**Problem:** From the material beneath, pull every line with the word "JSON".

**Listed entries:**
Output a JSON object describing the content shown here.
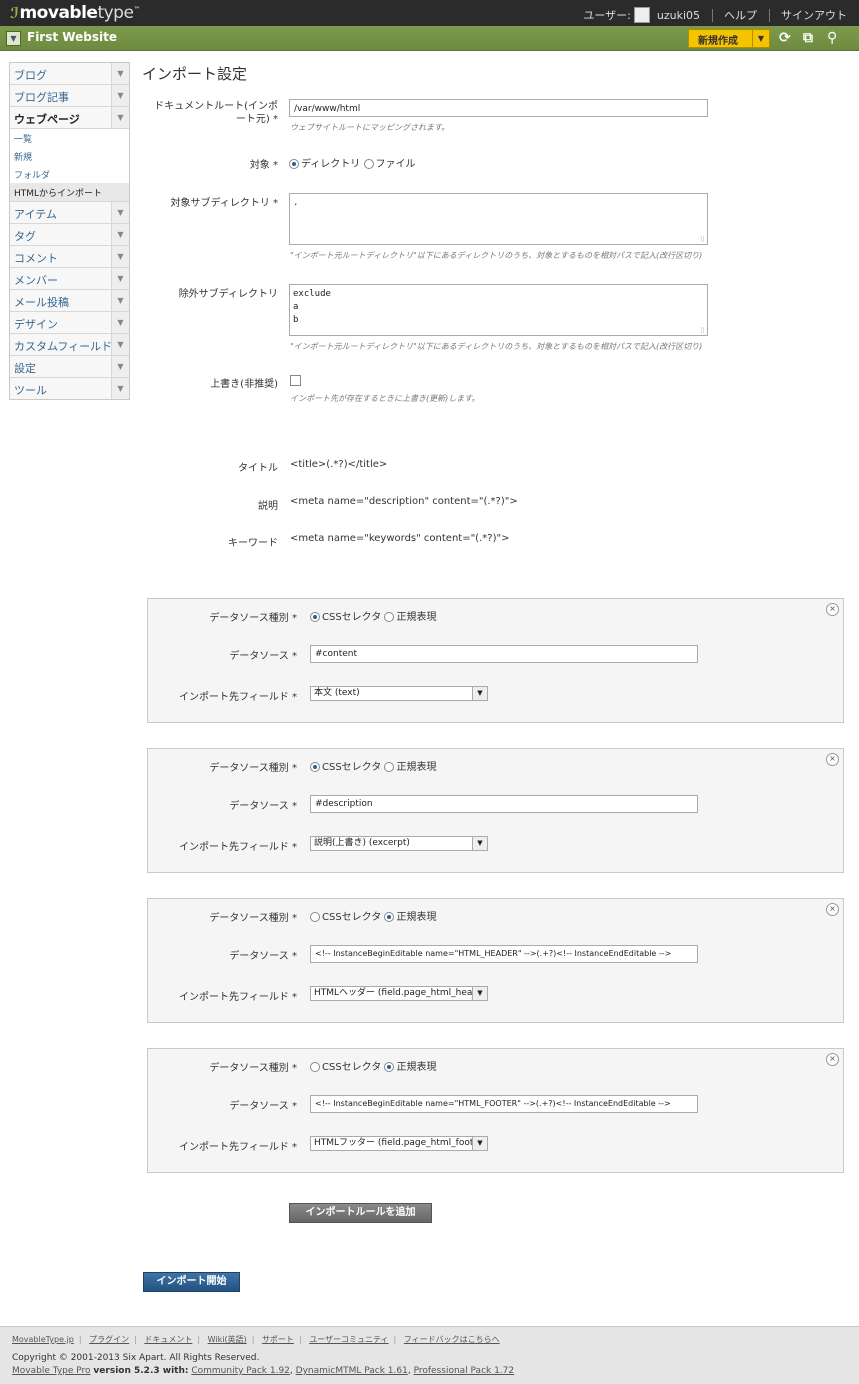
{
  "header": {
    "logo_main": "movable",
    "logo_thin": "type",
    "logo_tm": "™",
    "user_label": "ユーザー:",
    "username": "uzuki05",
    "help": "ヘルプ",
    "signout": "サインアウト"
  },
  "sitebar": {
    "site_name": "First Website",
    "new_button": "新規作成"
  },
  "sidebar": {
    "items_top": [
      {
        "label": "ブログ"
      },
      {
        "label": "ブログ記事"
      },
      {
        "label": "ウェブページ"
      }
    ],
    "subitems": [
      {
        "label": "一覧"
      },
      {
        "label": "新規"
      },
      {
        "label": "フォルダ"
      },
      {
        "label": "HTMLからインポート"
      }
    ],
    "items_bottom": [
      {
        "label": "アイテム"
      },
      {
        "label": "タグ"
      },
      {
        "label": "コメント"
      },
      {
        "label": "メンバー"
      },
      {
        "label": "メール投稿"
      },
      {
        "label": "デザイン"
      },
      {
        "label": "カスタムフィールド"
      },
      {
        "label": "設定"
      },
      {
        "label": "ツール"
      }
    ]
  },
  "page": {
    "title": "インポート設定",
    "doc_root_label": "ドキュメントルート(インポート元) *",
    "doc_root_value": "/var/www/html",
    "doc_root_hint": "ウェブサイトルートにマッピングされます。",
    "target_label": "対象 *",
    "target_dir": "ディレクトリ",
    "target_file": "ファイル",
    "subdir_label": "対象サブディレクトリ *",
    "subdir_value": ".",
    "subdir_hint": "\"インポート元ルートディレクトリ\"以下にあるディレクトリのうち、対象とするものを相対パスで記入(改行区切り)",
    "exclude_label": "除外サブディレクトリ",
    "exclude_value": "exclude\na\nb",
    "exclude_hint": "\"インポート元ルートディレクトリ\"以下にあるディレクトリのうち、対象とするものを相対パスで記入(改行区切り)",
    "overwrite_label": "上書き(非推奨)",
    "overwrite_hint": "インポート先が存在するときに上書き(更新)します。",
    "title_label": "タイトル",
    "title_value": "<title>(.*?)</title>",
    "desc_label": "説明",
    "desc_value": "<meta name=\"description\" content=\"(.*?)\">",
    "kw_label": "キーワード",
    "kw_value": "<meta name=\"keywords\" content=\"(.*?)\">"
  },
  "rules_labels": {
    "type": "データソース種別 *",
    "css": "CSSセレクタ",
    "regex": "正規表現",
    "source": "データソース *",
    "field": "インポート先フィールド *"
  },
  "rules": [
    {
      "type": "css",
      "source": "#content",
      "field": "本文 (text)"
    },
    {
      "type": "css",
      "source": "#description",
      "field": "説明(上書き) (excerpt)"
    },
    {
      "type": "regex",
      "source": "<!-- InstanceBeginEditable name=\"HTML_HEADER\" -->(.+?)<!-- InstanceEndEditable -->",
      "field": "HTMLヘッダー (field.page_html_header)"
    },
    {
      "type": "regex",
      "source": "<!-- InstanceBeginEditable name=\"HTML_FOOTER\" -->(.+?)<!-- InstanceEndEditable -->",
      "field": "HTMLフッター (field.page_html_footer)"
    }
  ],
  "buttons": {
    "add_rule": "インポートルールを追加",
    "start": "インポート開始"
  },
  "footer": {
    "links": [
      "MovableType.jp",
      "プラグイン",
      "ドキュメント",
      "Wiki(英語)",
      "サポート",
      "ユーザーコミュニティ",
      "フィードバックはこちらへ"
    ],
    "copyright": "Copyright © 2001-2013 Six Apart. All Rights Reserved.",
    "product": "Movable Type Pro",
    "version": "version 5.2.3 with:",
    "packs": [
      "Community Pack 1.92",
      "DynamicMTML Pack 1.61",
      "Professional Pack 1.72"
    ]
  }
}
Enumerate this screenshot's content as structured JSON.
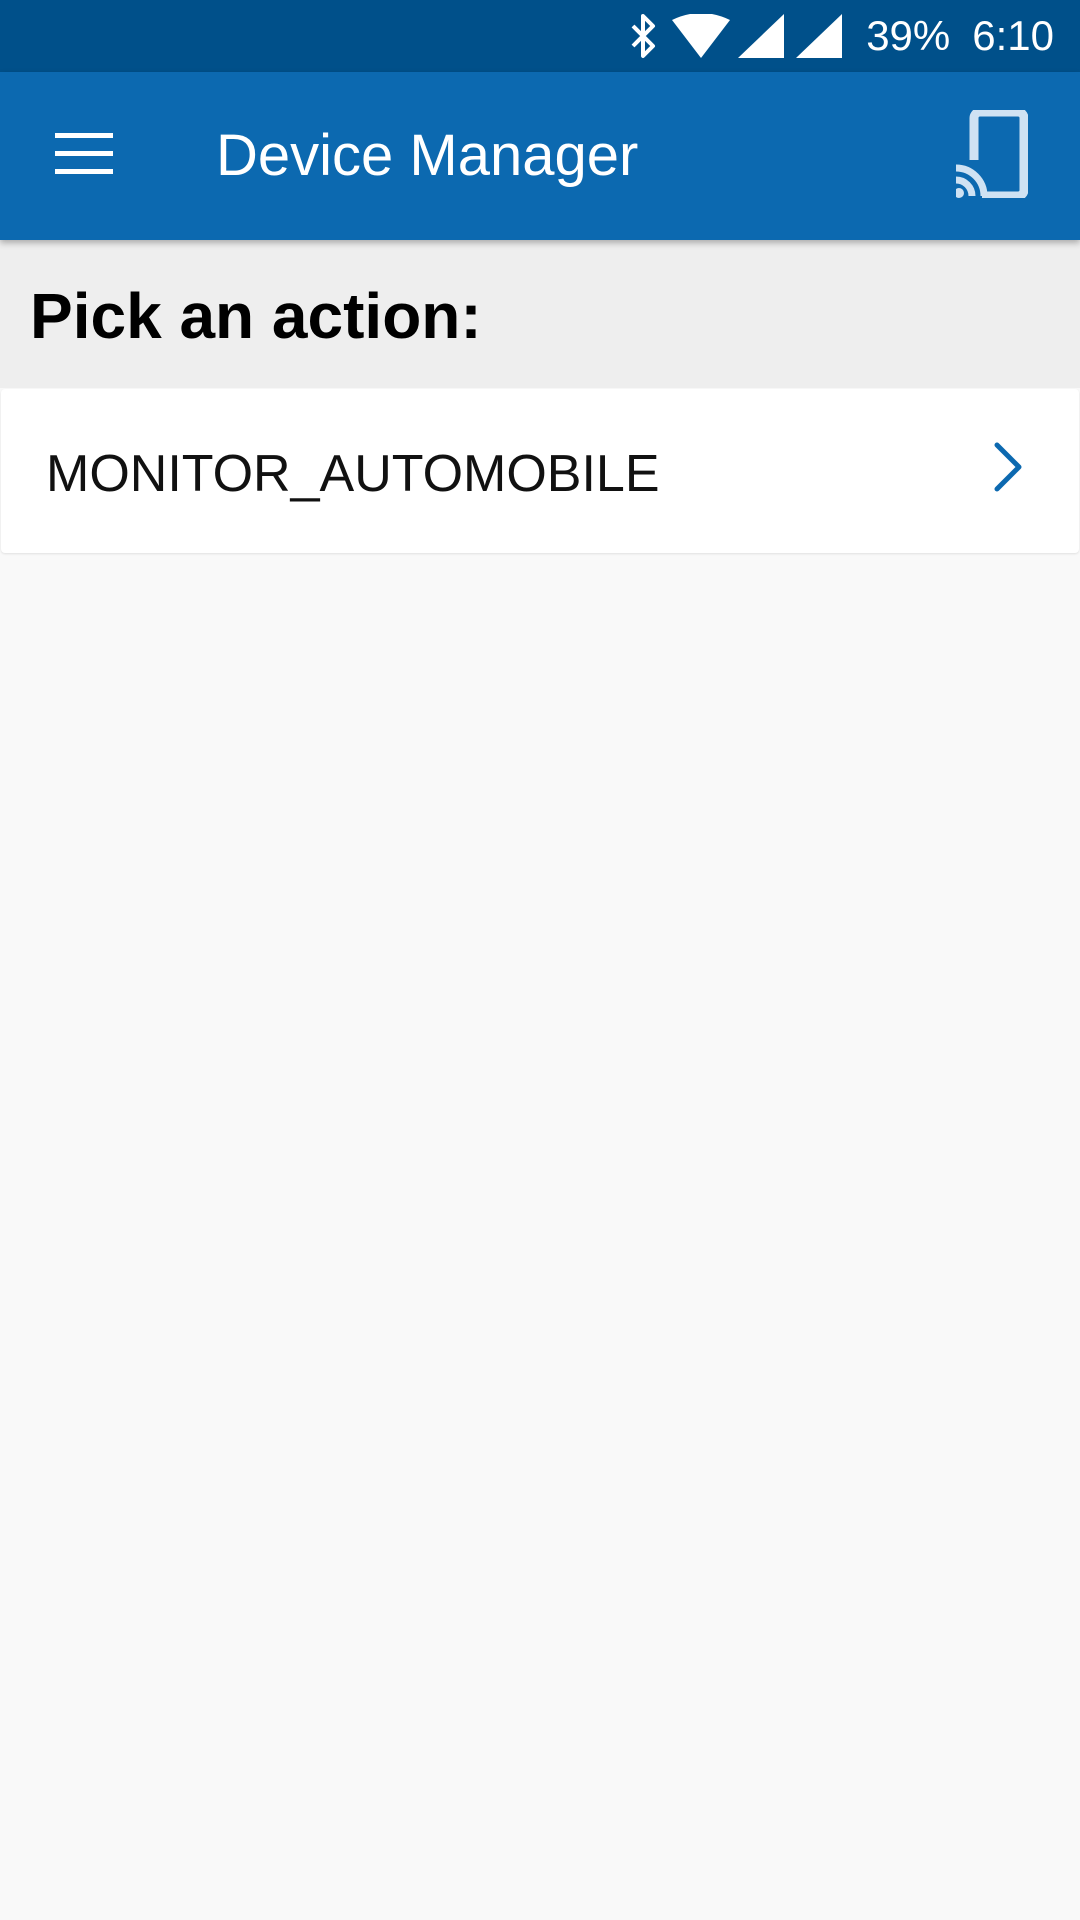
{
  "status_bar": {
    "battery": "39%",
    "time": "6:10",
    "icons": [
      "bluetooth-icon",
      "wifi-icon",
      "signal-icon",
      "signal-icon"
    ]
  },
  "app_bar": {
    "title": "Device Manager",
    "menu_icon": "hamburger-menu-icon",
    "cast_icon": "cast-icon"
  },
  "section": {
    "title": "Pick an action:"
  },
  "actions": [
    {
      "label": "MONITOR_AUTOMOBILE",
      "icon": "chevron-right-icon"
    }
  ],
  "colors": {
    "status_bar": "#00508a",
    "app_bar": "#0c69b0",
    "accent": "#0c69b0",
    "background": "#f9f9f9",
    "section_header": "#eeeeee"
  }
}
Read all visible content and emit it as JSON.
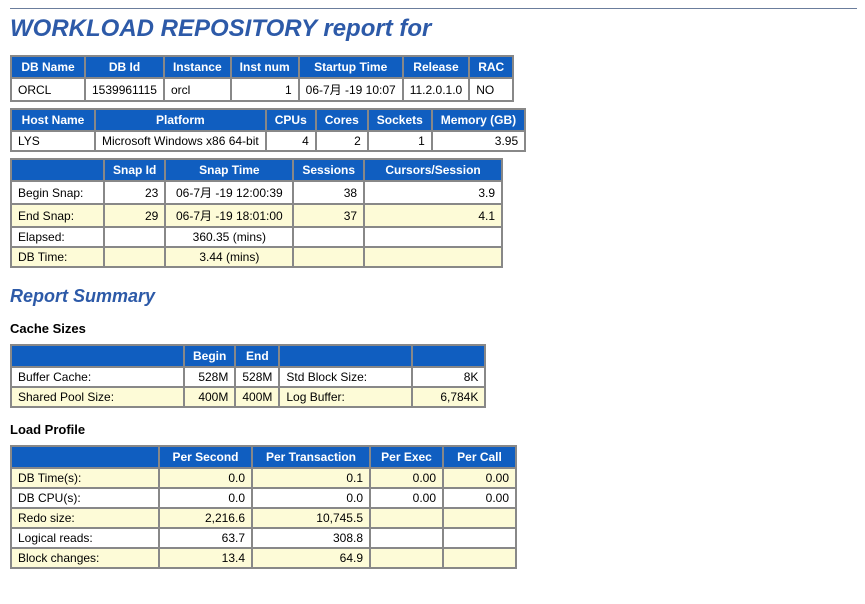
{
  "title": "WORKLOAD REPOSITORY report for",
  "table_db": {
    "headers": [
      "DB Name",
      "DB Id",
      "Instance",
      "Inst num",
      "Startup Time",
      "Release",
      "RAC"
    ],
    "row": [
      "ORCL",
      "1539961115",
      "orcl",
      "1",
      "06-7月 -19 10:07",
      "11.2.0.1.0",
      "NO"
    ]
  },
  "table_host": {
    "headers": [
      "Host Name",
      "Platform",
      "CPUs",
      "Cores",
      "Sockets",
      "Memory (GB)"
    ],
    "row": [
      "LYS",
      "Microsoft Windows x86 64-bit",
      "4",
      "2",
      "1",
      "3.95"
    ]
  },
  "table_snap": {
    "headers": [
      "",
      "Snap Id",
      "Snap Time",
      "Sessions",
      "Cursors/Session"
    ],
    "rows": [
      {
        "label": "Begin Snap:",
        "snapid": "23",
        "time": "06-7月 -19 12:00:39",
        "sessions": "38",
        "cps": "3.9"
      },
      {
        "label": "End Snap:",
        "snapid": "29",
        "time": "06-7月 -19 18:01:00",
        "sessions": "37",
        "cps": "4.1"
      },
      {
        "label": "Elapsed:",
        "snapid": "",
        "time": "360.35 (mins)",
        "sessions": "",
        "cps": ""
      },
      {
        "label": "DB Time:",
        "snapid": "",
        "time": "3.44 (mins)",
        "sessions": "",
        "cps": ""
      }
    ]
  },
  "summary_title": "Report Summary",
  "cache_sizes_title": "Cache Sizes",
  "table_cache": {
    "headers": [
      "",
      "Begin",
      "End",
      "",
      ""
    ],
    "rows": [
      {
        "a": "Buffer Cache:",
        "b": "528M",
        "c": "528M",
        "d": "Std Block Size:",
        "e": "8K"
      },
      {
        "a": "Shared Pool Size:",
        "b": "400M",
        "c": "400M",
        "d": "Log Buffer:",
        "e": "6,784K"
      }
    ]
  },
  "load_profile_title": "Load Profile",
  "table_load": {
    "headers": [
      "",
      "Per Second",
      "Per Transaction",
      "Per Exec",
      "Per Call"
    ],
    "rows": [
      {
        "a": "DB Time(s):",
        "ps": "0.0",
        "pt": "0.1",
        "pe": "0.00",
        "pc": "0.00"
      },
      {
        "a": "DB CPU(s):",
        "ps": "0.0",
        "pt": "0.0",
        "pe": "0.00",
        "pc": "0.00"
      },
      {
        "a": "Redo size:",
        "ps": "2,216.6",
        "pt": "10,745.5",
        "pe": "",
        "pc": ""
      },
      {
        "a": "Logical reads:",
        "ps": "63.7",
        "pt": "308.8",
        "pe": "",
        "pc": ""
      },
      {
        "a": "Block changes:",
        "ps": "13.4",
        "pt": "64.9",
        "pe": "",
        "pc": ""
      }
    ]
  }
}
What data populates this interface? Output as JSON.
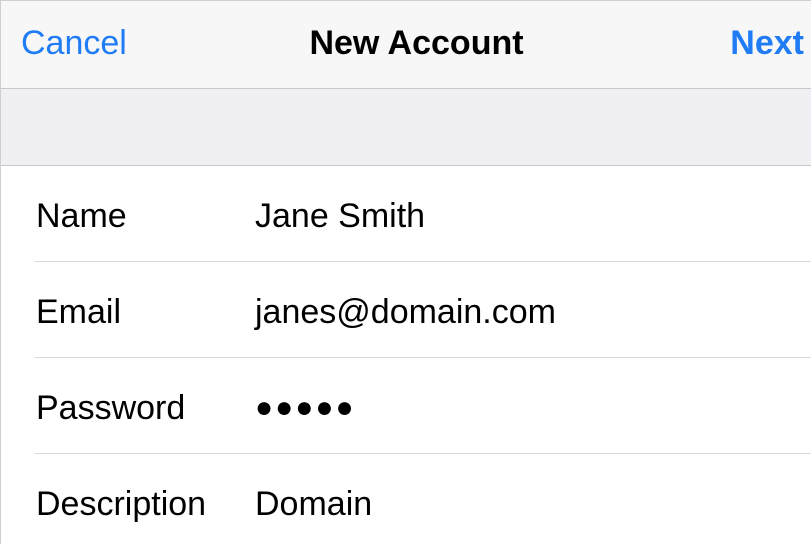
{
  "navbar": {
    "cancel_label": "Cancel",
    "title": "New Account",
    "next_label": "Next"
  },
  "form": {
    "fields": [
      {
        "label": "Name",
        "value": "Jane Smith"
      },
      {
        "label": "Email",
        "value": "janes@domain.com"
      },
      {
        "label": "Password",
        "value": "●●●●●"
      },
      {
        "label": "Description",
        "value": "Domain"
      }
    ]
  },
  "colors": {
    "accent": "#1f7cf5",
    "navbar_bg": "#f7f7f7",
    "group_bg": "#efeff4",
    "separator": "#d9d9de"
  }
}
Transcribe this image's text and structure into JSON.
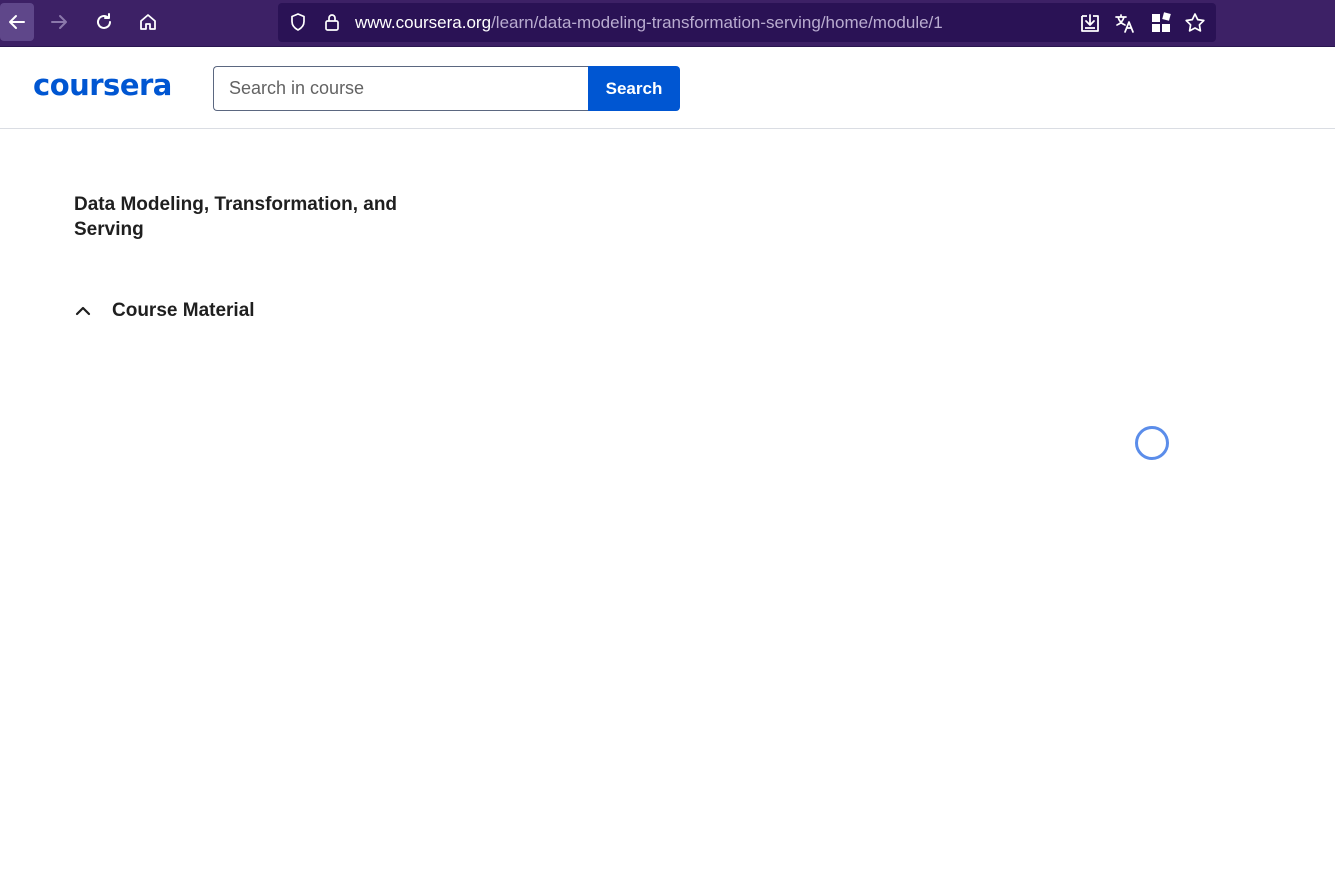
{
  "browser": {
    "url_domain": "www.coursera.org",
    "url_path": "/learn/data-modeling-transformation-serving/home/module/1",
    "nav_icons": [
      "back-arrow-icon",
      "forward-arrow-icon",
      "reload-icon",
      "home-icon"
    ],
    "url_icons": [
      "shield-icon",
      "lock-icon"
    ],
    "action_icons": [
      "download-icon",
      "translate-icon",
      "extensions-icon",
      "bookmark-star-icon"
    ],
    "colors": {
      "chrome": "#3d2166",
      "url_bar": "#2a1255"
    }
  },
  "header": {
    "logo_text": "coursera",
    "search_placeholder": "Search in course",
    "search_button": "Search",
    "colors": {
      "brand": "#0056d2"
    }
  },
  "sidebar": {
    "course_title": "Data Modeling, Transformation, and Serving",
    "section_label": "Course Material",
    "section_icon": "chevron-up-icon",
    "section_expanded": true
  },
  "main": {
    "loading": true,
    "spinner_icon": "loading-spinner-icon"
  }
}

**Worked solution:**
Output a JSON object describing the content shown here.
Enumerate this screenshot's content as structured JSON.
Read all visible content and emit it as JSON.
What data populates this interface? Output as JSON.
Transcribe this image's text and structure into JSON.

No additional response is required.